“I have never really been a fan of yakgwa, but I became curious after it started trending. From yakgwa cookies and financier to ice cream, there are several forms, and they’re all pretty good,” said Jo Min-jeong, a 25-year-old college student.
The latest yakgwa craze stands apart from the retro trend that has boosted the popularity of pre-2010s pop culture content. It is prevalent among a young population today who do not have the strong connection to the snack as generations past.
One would have to trace further back into the 20th century to find a generation who frequently enjoyed the honey cookies.
Other than conscripted soldiers — who only had access to a handful of munchies in the barracks — about the only time one could find yakgwa was during such aforementioned rituals.
But thanks to social media, especially YouTube and TikTok, the snack that dates to the Goryeo Kingdom (918-1392) has come back into prominence among the young generation of South Korea today who call themselves “halmaenials” — a combination of the Korean word for “granny” and “millennials” that refers to youngsters with a nostalgic taste that reminds them of their grandparents.
The popularity of yakgwa does not depend on the power of nostalgia of those who had enjoyed it in their youth, but rests on the back of the “newtro” trend sweeping across the youth in Korea.
It is defined by reinterpretation of vintage or retro lifestyles, which means yakgwa is back — but it has taken on a new form in the recent craze.
Yakgwa trend among young
Booking concert tickets online for popular singers in Korea is a challenge that borders on impossibility: singer IU recently uploaded a video of her booking tickets for her own concert, which showed the seats disappearing within seconds of sales opening.
The newly coined “yak-keting” — “yakgwa” plus “ticketing” — refers to the act of frantically clicking for online reservations of yakgwa snacks from popular bakeries.
Boutique companies such as Jangin Hangwa take online reservations for yakgwa products at 5pm on Mondays, Wednesdays and Fridays, which become fully booked within moments.
Popular yakgwa brands usually add their own signature touches to differentiate themselves from other products.
Bomnal&Yakgwa features frozen yakgwa promoted as “crunchy on the outside and chewy on the inside,” and like other popular yakgwa online shops, sells their products on a reservation basis.
The brand’s owner is an influencer who is among those who made yakgwa cool for the younger generation — YouTuber Jeong Hye-yeong, who goes by “Yeosu Unnie.”
The YouTuber has been a yakgwa advocate, collaborating with Hyundai Department Store for a pop-up shop while introducing yakgwa recipes.

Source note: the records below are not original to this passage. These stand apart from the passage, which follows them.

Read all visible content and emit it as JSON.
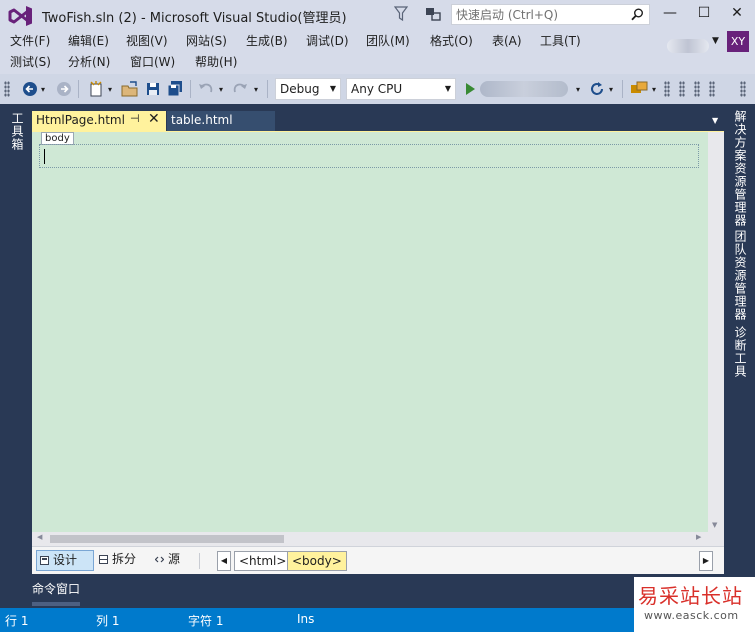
{
  "window": {
    "title": "TwoFish.sln (2) - Microsoft Visual Studio(管理员)",
    "quick_launch_placeholder": "快速启动 (Ctrl+Q)",
    "controls": {
      "minimize": "—",
      "maximize": "☐",
      "close": "✕"
    }
  },
  "menu": {
    "items": [
      "文件(F)",
      "编辑(E)",
      "视图(V)",
      "网站(S)",
      "生成(B)",
      "调试(D)",
      "团队(M)",
      "格式(O)",
      "表(A)",
      "工具(T)",
      "测试(S)",
      "分析(N)",
      "窗口(W)",
      "帮助(H)"
    ],
    "user_initials": "XY"
  },
  "toolbar": {
    "configuration": "Debug",
    "platform": "Any CPU",
    "icons": [
      "back-icon",
      "forward-icon",
      "new-project-icon",
      "open-file-icon",
      "save-icon",
      "save-all-icon",
      "undo-icon",
      "redo-icon",
      "start-icon",
      "refresh-icon",
      "browser-link-icon"
    ]
  },
  "left_rail": {
    "label": "工具箱"
  },
  "right_rail": {
    "labels": [
      "解决方案资源管理器",
      "团队资源管理器",
      "诊断工具"
    ]
  },
  "tabs": [
    {
      "label": "HtmlPage.html",
      "active": true,
      "pin_glyph": "⊣",
      "close_glyph": "✕"
    },
    {
      "label": "table.html",
      "active": false
    }
  ],
  "designer": {
    "body_tag": "body",
    "colors": {
      "canvas": "#cfe8d5",
      "accent": "#fff29d"
    }
  },
  "view_bar": {
    "design": "设计",
    "split": "拆分",
    "source": "源",
    "breadcrumbs": [
      "<html>",
      "<body>"
    ]
  },
  "bottom_panel": {
    "tab": "命令窗口"
  },
  "status": {
    "line": "行 1",
    "col": "列 1",
    "char": "字符 1",
    "mode": "Ins"
  },
  "watermark": {
    "cn": "易采站长站",
    "en": "www.easck.com"
  }
}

Yakgwa’s nationwide popularity is nothing new. In fact, Goryeo King Gongmin actually issued a countrywide ban on making yakgwa in the 14th century, as excessive yakgwa consumption was causing a shortage of wheat, honey and sesame oil.

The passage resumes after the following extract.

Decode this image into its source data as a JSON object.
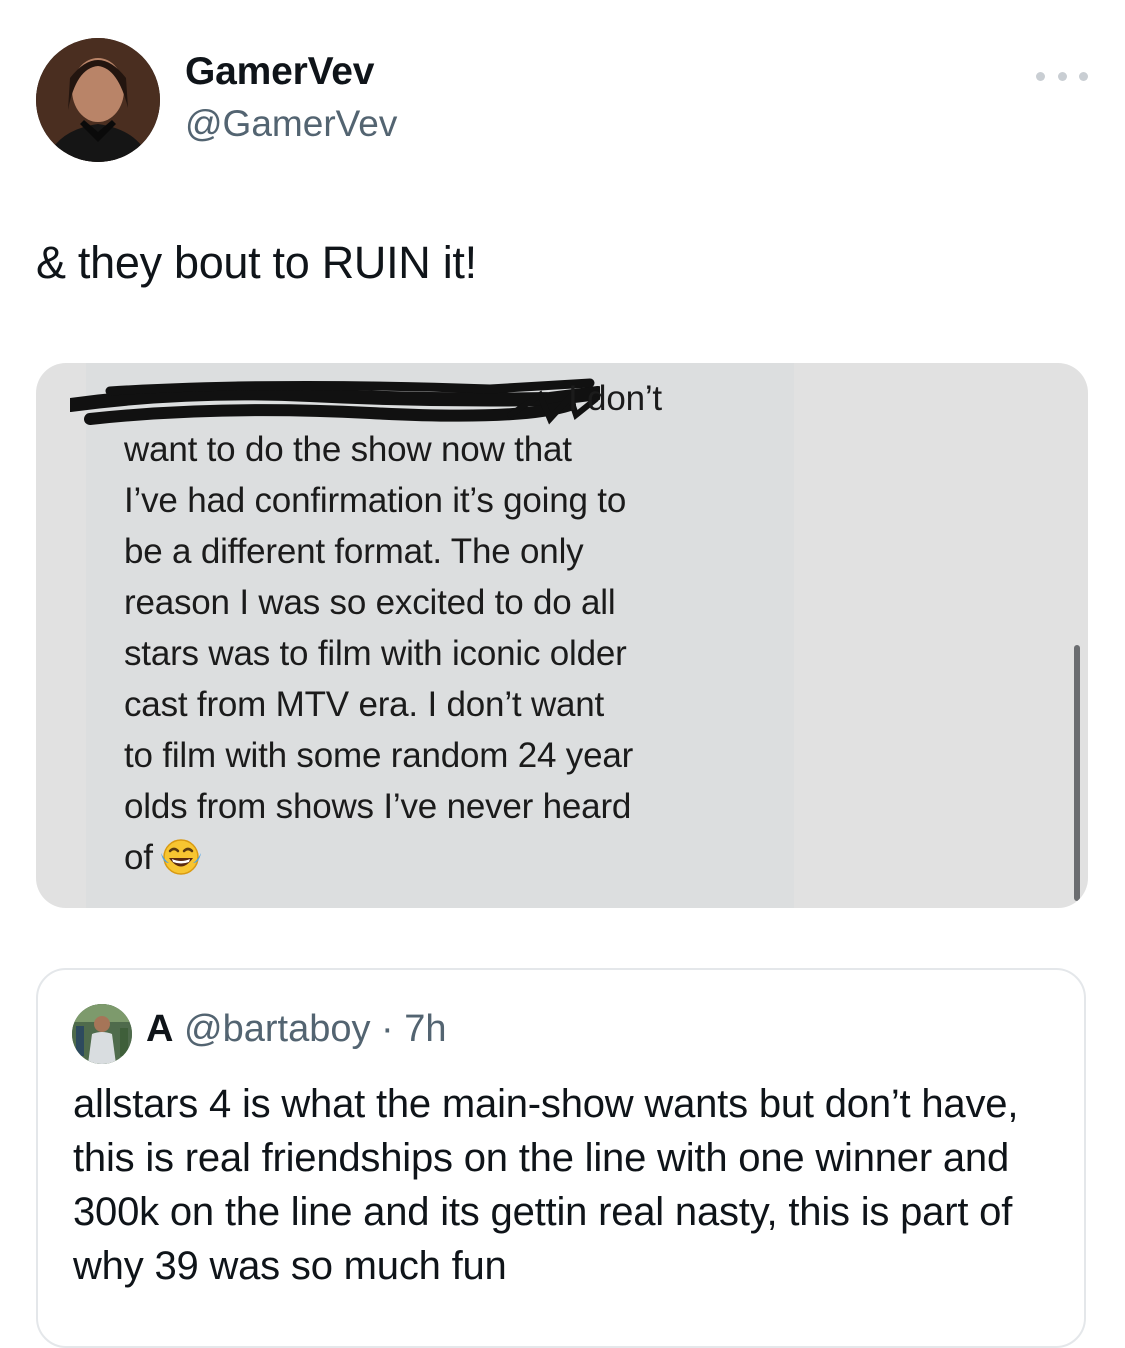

As rice farming made up most agriculture on the Korean Peninsula at the time, wheat products mostly relied on Chinese imports.

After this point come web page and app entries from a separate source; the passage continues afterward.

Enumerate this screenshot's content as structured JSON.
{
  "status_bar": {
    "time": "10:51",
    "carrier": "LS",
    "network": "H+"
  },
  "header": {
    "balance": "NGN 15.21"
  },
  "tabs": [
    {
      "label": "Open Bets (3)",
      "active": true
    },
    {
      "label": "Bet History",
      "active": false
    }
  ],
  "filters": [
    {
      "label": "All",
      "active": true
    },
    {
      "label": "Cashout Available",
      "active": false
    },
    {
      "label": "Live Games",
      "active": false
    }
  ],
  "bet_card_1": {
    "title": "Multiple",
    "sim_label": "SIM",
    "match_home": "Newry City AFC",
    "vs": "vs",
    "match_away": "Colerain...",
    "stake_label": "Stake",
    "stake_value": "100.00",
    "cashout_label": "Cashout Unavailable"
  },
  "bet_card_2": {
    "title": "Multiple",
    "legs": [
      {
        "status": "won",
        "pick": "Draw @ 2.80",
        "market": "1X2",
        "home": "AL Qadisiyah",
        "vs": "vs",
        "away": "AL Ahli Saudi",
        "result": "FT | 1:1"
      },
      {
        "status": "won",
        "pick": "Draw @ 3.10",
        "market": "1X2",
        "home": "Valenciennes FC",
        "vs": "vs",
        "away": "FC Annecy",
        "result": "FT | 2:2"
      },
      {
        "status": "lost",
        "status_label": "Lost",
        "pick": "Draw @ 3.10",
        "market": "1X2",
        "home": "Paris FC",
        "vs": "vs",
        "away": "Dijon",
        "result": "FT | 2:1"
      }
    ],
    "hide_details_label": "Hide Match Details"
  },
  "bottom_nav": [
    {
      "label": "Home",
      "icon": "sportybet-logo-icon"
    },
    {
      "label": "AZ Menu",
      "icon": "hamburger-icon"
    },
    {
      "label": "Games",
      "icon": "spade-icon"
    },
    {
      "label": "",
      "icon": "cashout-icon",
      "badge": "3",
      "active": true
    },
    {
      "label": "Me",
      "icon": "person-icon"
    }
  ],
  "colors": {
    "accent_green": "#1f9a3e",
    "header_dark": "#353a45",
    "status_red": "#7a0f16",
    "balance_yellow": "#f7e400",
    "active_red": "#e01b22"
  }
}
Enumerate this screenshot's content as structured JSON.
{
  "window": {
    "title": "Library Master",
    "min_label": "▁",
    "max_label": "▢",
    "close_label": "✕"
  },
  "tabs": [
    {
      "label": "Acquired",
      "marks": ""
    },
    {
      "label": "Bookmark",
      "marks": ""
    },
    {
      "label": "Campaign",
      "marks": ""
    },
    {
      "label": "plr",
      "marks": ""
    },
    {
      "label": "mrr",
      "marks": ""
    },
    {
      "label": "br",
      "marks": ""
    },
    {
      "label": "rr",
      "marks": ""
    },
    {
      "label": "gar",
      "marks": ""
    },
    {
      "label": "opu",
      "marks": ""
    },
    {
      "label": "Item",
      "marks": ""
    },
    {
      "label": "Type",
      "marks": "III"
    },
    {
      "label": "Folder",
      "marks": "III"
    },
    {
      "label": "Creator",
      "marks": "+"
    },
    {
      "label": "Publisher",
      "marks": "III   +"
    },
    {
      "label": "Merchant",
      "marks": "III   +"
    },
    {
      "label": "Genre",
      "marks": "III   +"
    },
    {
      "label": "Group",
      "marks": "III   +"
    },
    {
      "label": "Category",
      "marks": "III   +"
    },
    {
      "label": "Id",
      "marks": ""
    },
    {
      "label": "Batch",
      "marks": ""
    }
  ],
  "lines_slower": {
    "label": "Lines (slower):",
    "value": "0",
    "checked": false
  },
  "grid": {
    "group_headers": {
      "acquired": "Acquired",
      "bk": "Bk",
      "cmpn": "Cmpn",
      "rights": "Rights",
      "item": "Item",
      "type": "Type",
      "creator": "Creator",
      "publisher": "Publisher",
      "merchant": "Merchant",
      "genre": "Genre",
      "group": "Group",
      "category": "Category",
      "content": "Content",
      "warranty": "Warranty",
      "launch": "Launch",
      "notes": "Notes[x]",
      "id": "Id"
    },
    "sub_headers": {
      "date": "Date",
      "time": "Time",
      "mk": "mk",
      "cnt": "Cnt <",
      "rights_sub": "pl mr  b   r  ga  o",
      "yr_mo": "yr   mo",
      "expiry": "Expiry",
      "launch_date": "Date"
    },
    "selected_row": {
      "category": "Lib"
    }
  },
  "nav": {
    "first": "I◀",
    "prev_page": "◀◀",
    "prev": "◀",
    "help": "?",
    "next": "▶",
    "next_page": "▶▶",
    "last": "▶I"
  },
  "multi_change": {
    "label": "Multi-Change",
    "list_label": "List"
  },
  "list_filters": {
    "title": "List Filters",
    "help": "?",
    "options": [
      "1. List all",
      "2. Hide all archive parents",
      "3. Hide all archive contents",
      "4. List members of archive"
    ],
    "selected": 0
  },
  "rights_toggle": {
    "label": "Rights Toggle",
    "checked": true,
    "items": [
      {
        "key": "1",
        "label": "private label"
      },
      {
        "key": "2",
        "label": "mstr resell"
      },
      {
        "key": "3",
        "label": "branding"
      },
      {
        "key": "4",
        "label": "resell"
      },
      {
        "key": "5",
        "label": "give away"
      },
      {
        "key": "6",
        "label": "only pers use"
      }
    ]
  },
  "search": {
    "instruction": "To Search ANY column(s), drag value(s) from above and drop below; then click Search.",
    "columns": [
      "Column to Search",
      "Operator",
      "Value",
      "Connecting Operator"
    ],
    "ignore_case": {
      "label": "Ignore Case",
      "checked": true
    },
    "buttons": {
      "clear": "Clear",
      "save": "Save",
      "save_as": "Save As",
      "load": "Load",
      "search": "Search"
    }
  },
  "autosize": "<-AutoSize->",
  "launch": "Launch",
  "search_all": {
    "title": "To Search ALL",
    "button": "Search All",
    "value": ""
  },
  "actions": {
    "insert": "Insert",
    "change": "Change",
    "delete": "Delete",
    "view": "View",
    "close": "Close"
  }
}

Yakgwa’s forbidden popularity extended into the following Joseon era (1392-1910), and some kings decreed that those who were caught making yakgwa during the ban would be punished with severe flogging.
Despite being an old-timey munchie, an overwhelming majority of yakgwa lovers now can be found among the youth.
Local convenience store CU’s yakgwa sales for April were 12.5 times those of April last year, and 40.9 per cent of sales were to customers in their 20s, while another 42.2 per cent were sold to 30-somethings.
SPC Samlip, one of the bigger food and beverage companies in the country, recently rolled out its latest K-dessert products at the Anuga trade fair in Cologne, Germany, and the company said the yakgwa products sparked the biggest reactions.
Some experts say yakgwa has a special appeal to the younger generation here.
“Yakgwa is perceived generally as being made by hand, leading young people to see it as a type of ‘classy’ dessert that is not very detrimental to health,” said Lee Eun-hee, a professor of consumer science at Inha University.
“(Yakgwa) is easy to carry around, and can be enjoyed in various formats. It has a lot of elements that can appeal to young people.”